Entries provided ▸
++++++++
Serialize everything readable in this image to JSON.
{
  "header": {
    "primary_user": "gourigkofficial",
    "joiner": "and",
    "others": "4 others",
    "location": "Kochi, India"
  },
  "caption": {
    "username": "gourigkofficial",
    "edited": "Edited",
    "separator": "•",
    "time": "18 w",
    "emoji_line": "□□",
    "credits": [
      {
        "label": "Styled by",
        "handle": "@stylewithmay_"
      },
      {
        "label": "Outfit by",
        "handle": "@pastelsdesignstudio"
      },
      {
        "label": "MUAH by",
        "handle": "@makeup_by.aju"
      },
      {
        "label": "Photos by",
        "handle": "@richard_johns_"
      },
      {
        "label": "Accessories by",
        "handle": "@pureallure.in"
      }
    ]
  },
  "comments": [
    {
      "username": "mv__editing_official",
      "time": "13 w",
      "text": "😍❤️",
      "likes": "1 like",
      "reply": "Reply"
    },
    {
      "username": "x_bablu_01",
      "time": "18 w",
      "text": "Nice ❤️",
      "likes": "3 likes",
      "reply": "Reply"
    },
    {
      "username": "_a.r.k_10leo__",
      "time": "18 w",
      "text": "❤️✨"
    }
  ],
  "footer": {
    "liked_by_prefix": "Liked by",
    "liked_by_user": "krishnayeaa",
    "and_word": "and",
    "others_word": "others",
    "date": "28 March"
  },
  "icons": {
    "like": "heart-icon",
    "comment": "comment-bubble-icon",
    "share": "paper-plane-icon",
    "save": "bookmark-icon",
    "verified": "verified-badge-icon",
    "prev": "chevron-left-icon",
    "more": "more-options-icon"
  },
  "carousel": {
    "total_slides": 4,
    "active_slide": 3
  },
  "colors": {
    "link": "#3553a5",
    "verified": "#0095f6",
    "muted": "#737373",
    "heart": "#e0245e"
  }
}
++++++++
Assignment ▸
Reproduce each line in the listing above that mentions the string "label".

Result of the exercise ▸
        "label": "Styled by",
        "label": "Outfit by",
        "label": "MUAH by",
        "label": "Photos by",
        "label": "Accessories by",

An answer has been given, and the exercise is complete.